EXERCISE MATERIALS:
********************

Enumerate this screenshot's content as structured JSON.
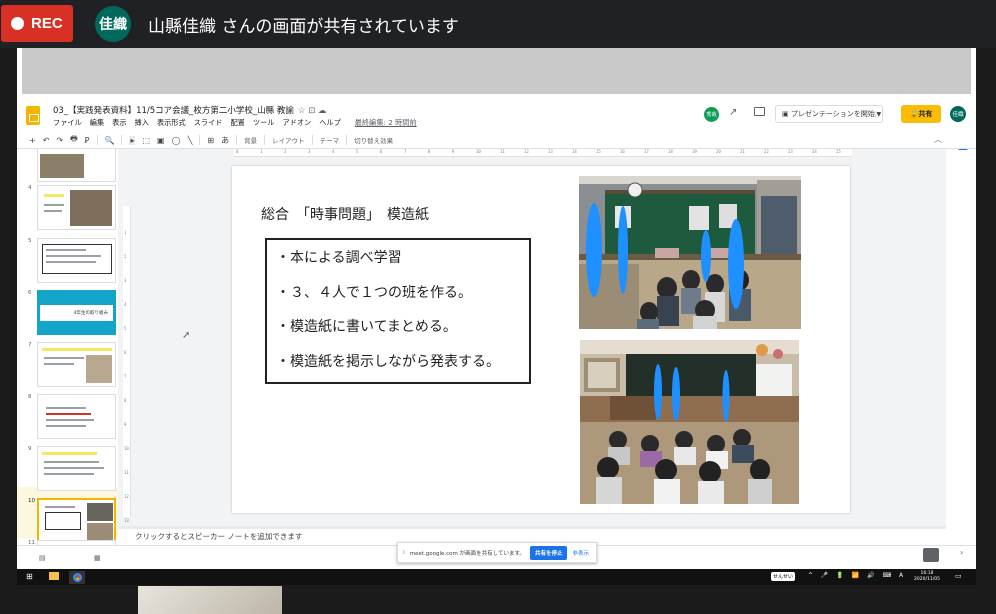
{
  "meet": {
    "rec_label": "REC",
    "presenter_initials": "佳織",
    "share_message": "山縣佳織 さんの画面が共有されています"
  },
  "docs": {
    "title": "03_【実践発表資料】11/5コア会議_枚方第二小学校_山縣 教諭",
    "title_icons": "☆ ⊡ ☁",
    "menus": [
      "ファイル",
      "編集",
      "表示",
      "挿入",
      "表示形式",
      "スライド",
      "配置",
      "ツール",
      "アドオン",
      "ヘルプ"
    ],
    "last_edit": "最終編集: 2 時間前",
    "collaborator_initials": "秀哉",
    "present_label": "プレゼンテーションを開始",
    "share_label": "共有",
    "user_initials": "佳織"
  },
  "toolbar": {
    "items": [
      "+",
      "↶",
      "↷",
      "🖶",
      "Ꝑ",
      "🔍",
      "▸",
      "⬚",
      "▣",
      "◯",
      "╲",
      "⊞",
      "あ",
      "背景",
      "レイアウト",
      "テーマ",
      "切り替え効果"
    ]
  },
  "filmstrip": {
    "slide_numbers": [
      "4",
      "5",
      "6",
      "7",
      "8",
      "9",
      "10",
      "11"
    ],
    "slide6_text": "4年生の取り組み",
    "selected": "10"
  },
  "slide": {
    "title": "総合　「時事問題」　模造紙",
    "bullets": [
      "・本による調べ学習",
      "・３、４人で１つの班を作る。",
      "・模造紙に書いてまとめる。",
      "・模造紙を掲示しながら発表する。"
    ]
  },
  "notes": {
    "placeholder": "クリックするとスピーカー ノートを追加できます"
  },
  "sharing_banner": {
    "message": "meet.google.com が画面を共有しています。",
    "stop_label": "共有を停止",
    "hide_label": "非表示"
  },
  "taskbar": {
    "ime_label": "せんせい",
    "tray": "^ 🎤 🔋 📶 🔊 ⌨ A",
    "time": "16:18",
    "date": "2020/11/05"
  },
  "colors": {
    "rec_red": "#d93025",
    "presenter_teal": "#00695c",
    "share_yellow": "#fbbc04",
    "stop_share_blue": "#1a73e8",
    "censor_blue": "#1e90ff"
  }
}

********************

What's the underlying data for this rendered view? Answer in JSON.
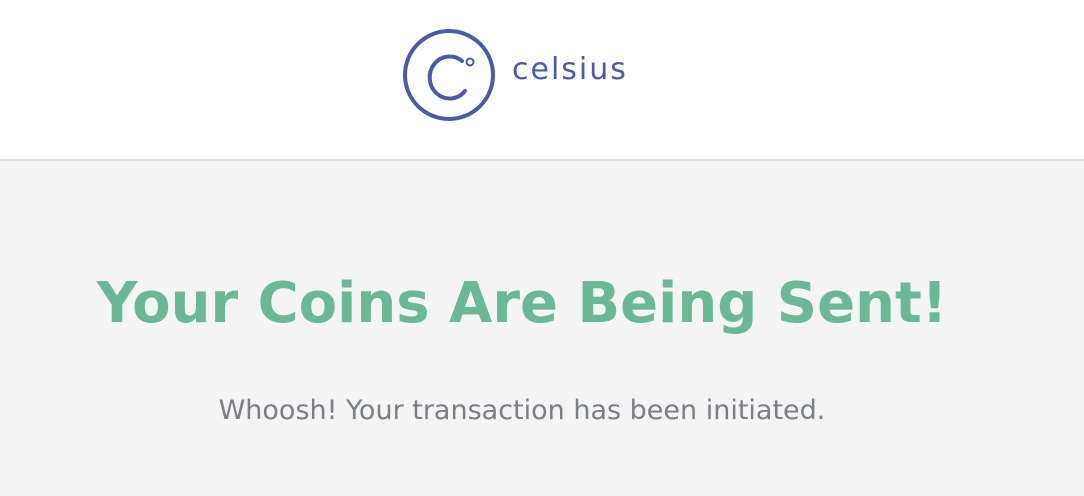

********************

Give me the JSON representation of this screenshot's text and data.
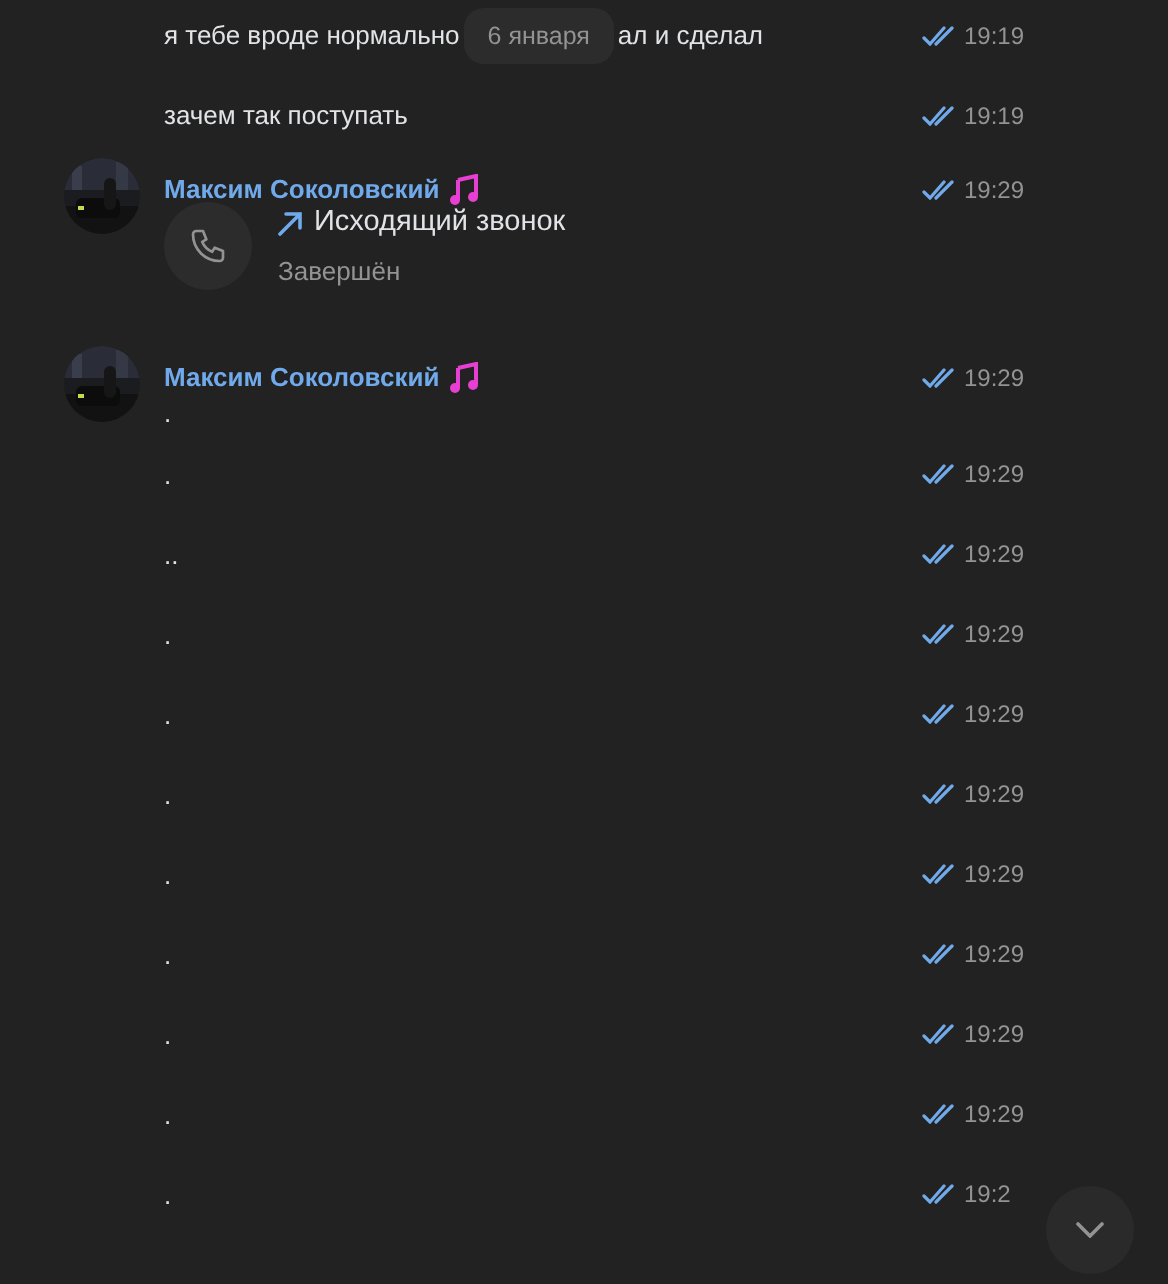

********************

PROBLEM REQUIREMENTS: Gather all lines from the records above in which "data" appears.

RESULT OF THE EXERCISE:
What's the underlying data for this rendered view? Answer in JSON.
Give me the JSON representation of this screenshot's text and data.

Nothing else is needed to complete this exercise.